**Work item:**
Copy each line below containing "avatar".

[Dataset rows for apps and sites]
>>>
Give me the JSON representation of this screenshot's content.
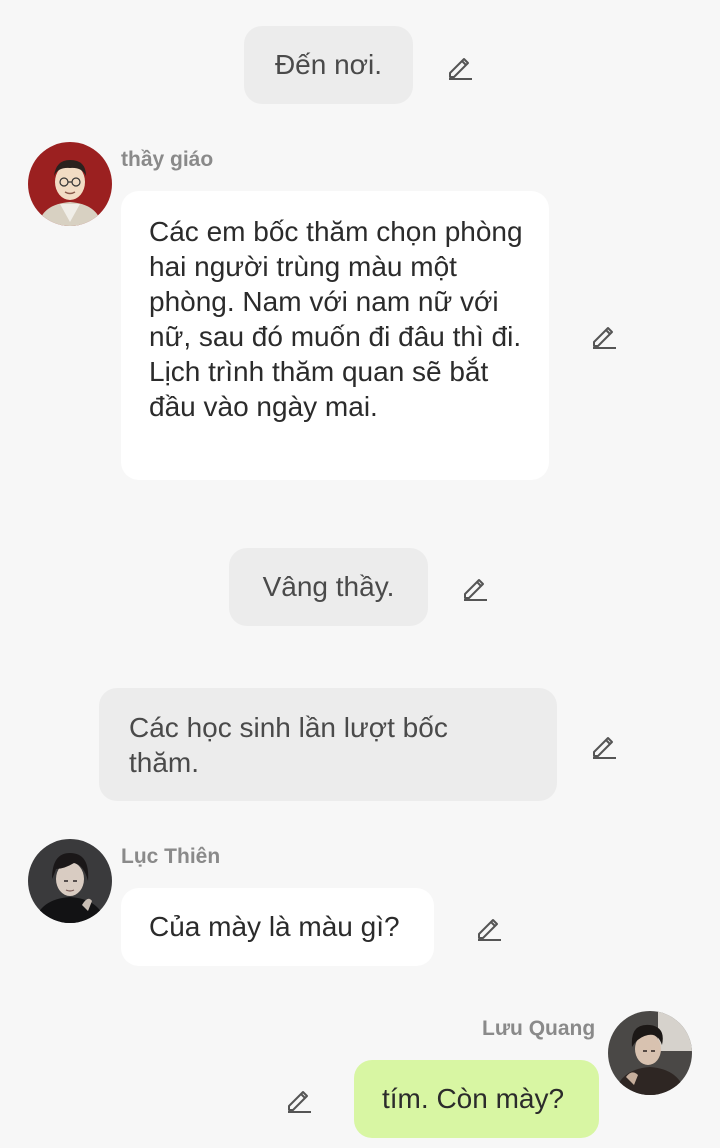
{
  "messages": [
    {
      "type": "narration",
      "text": "Đến nơi.",
      "edit_icon": "pencil-edit-icon"
    },
    {
      "type": "incoming",
      "sender": "thầy giáo",
      "avatar_icon": "teacher-avatar",
      "text": "Các em bốc thăm chọn phòng hai người trùng màu một phòng. Nam với nam nữ với nữ, sau đó muốn đi đâu thì đi. Lịch trình thăm quan sẽ bắt đầu vào ngày mai.",
      "edit_icon": "pencil-edit-icon"
    },
    {
      "type": "narration",
      "text": "Vâng thầy.",
      "edit_icon": "pencil-edit-icon"
    },
    {
      "type": "narration",
      "text": "Các học sinh lần lượt bốc thăm.",
      "edit_icon": "pencil-edit-icon"
    },
    {
      "type": "incoming",
      "sender": "Lục Thiên",
      "avatar_icon": "luc-thien-avatar",
      "text": "Của mày là màu gì?",
      "edit_icon": "pencil-edit-icon"
    },
    {
      "type": "outgoing",
      "sender": "Lưu Quang",
      "avatar_icon": "luu-quang-avatar",
      "text": "tím. Còn mày?",
      "edit_icon": "pencil-edit-icon"
    }
  ],
  "colors": {
    "background": "#f7f7f7",
    "narration_bubble": "#ececec",
    "incoming_bubble": "#ffffff",
    "outgoing_bubble": "#d8f6a3",
    "sender_name": "#8a8a8a",
    "text": "#2b2b2b"
  }
}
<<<
**The completed task:**
      "avatar_icon": "teacher-avatar",
      "avatar_icon": "luc-thien-avatar",
      "avatar_icon": "luu-quang-avatar",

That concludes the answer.